Emi Chance Scholarship for Aspiring Artists
Emiko “Emi” Chance née Oshimi was born in Japan on Oct. 1, 1935. From the time she was a young girl, she wanted to come to the United States. She held a fascination for America, and began to learn English when she was just 7 by secretly listening to a radio show against her parents’ wishes. World War II had just ended and there was resentment and bitterness against the gaijin (foreigners) who were responsible for killing her two younger brothers in a bombing raid. Still a child, Chance had much interest in the country far across the big ocean, which, her father said, “had yellow-haired and blue-eyed people who spoke another language.”
Chance excelled in school, graduating from high school as valedictorian. She wanted to continue on to college, to formally study art and theatre, but her parents forbid it. Now as the only remaining child, it was the expected tradition that she must remain single and live with them, caring for them until their death. Arguments were carried on, back and forth. Unable to reach a compromise, Chance left her home to work at the U.S. Military in Atsugi, Japan. There, she eventually met and married her husband, Winston Jr.
They came to the U.S. to live in 1960 and arrived in Alaska in 1970. It was then that Chance became involved in the Anchorage Museum, as a shop volunteer, translator and docent. She averaged 500-600 hours of volunteering there a year. Also, she began pursuing her artwork in earnest, trying numerous mediums. She placed and won honorable mentions in some juried art shows.
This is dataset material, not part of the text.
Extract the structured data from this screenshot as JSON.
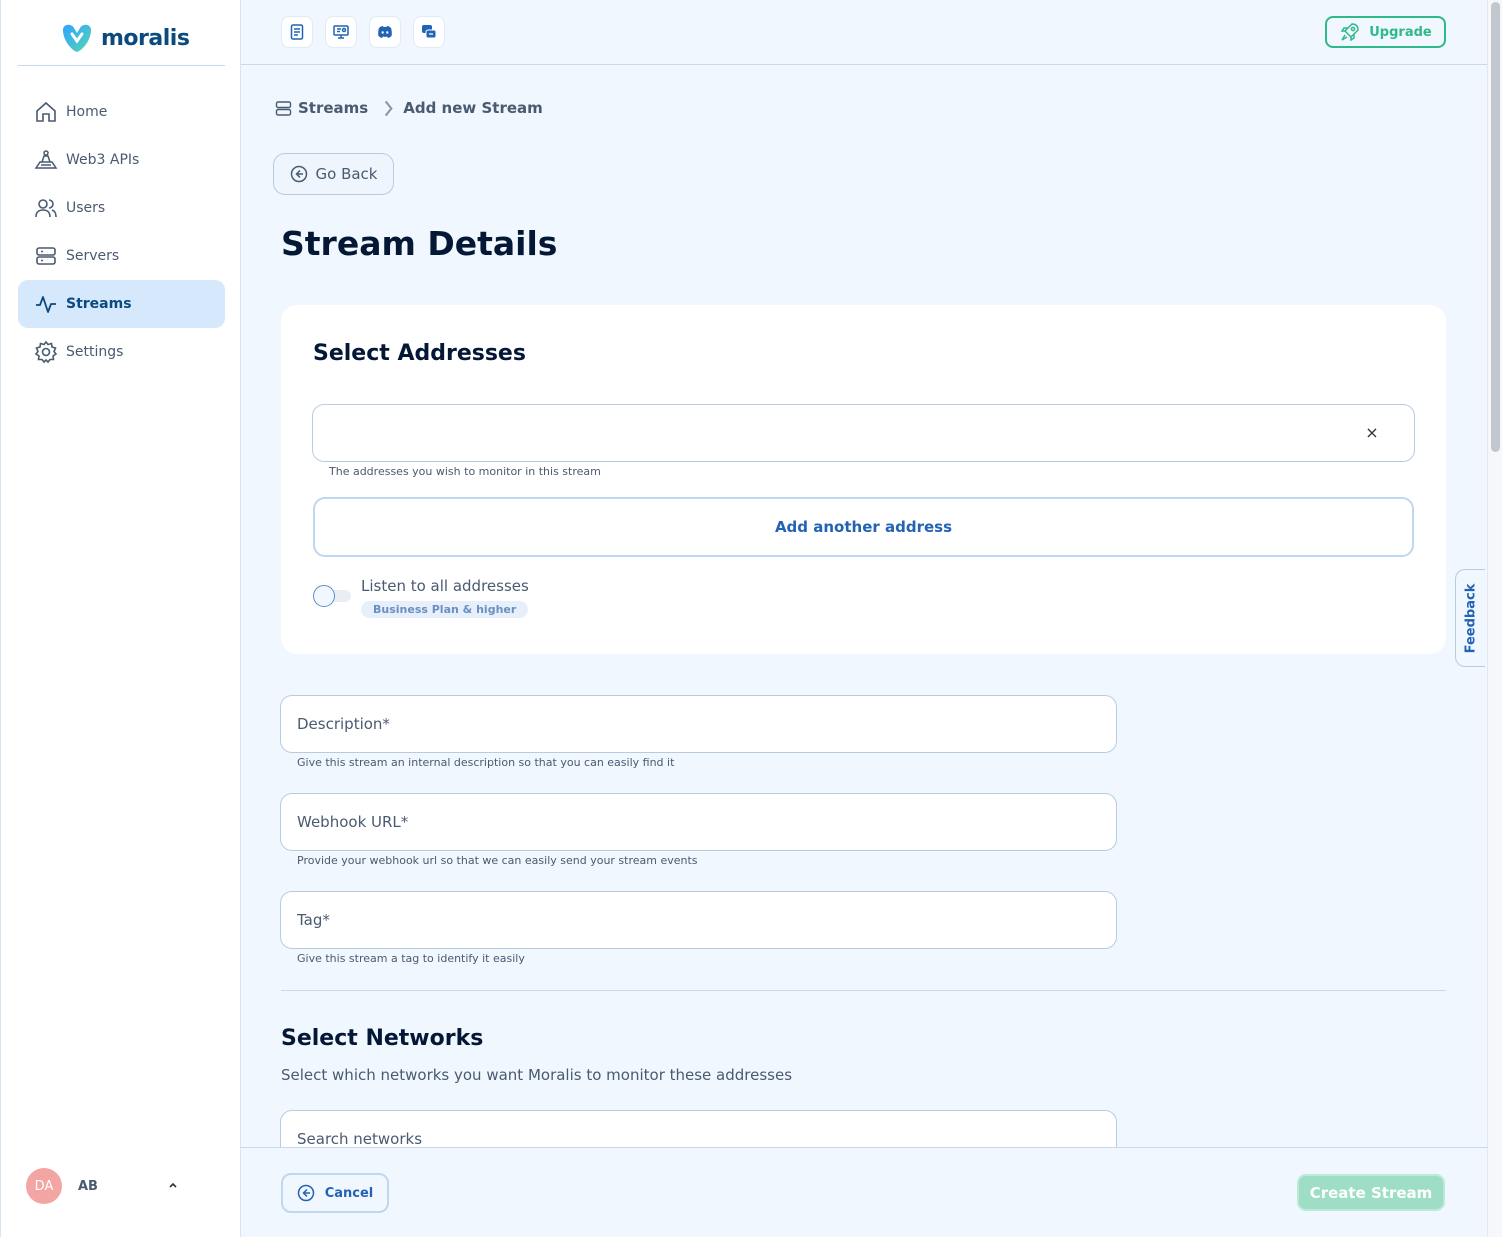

Painting was her joy, her “therapy,” showing her wonder, her sorrow and her beauty. Painting was how she gave form and expression to her life, and to the many facets of her personality. Painting was her passion, even until the very end.
Chance died in 1994. She was a vibrant, talented and ever-curious woman. She was a creative and adventurous individual who dared to take risks, forging ahead on her own path, never letting convention impose its limiting restraints on her inspiration and ideas. She and her artwork were, in her own words, “one of a kind.”
This memorial scholarship is set up as an ongoing tribute to her life’s energy and work. It is intended to help aspiring artists fulfill their dreams, in a way that she could not.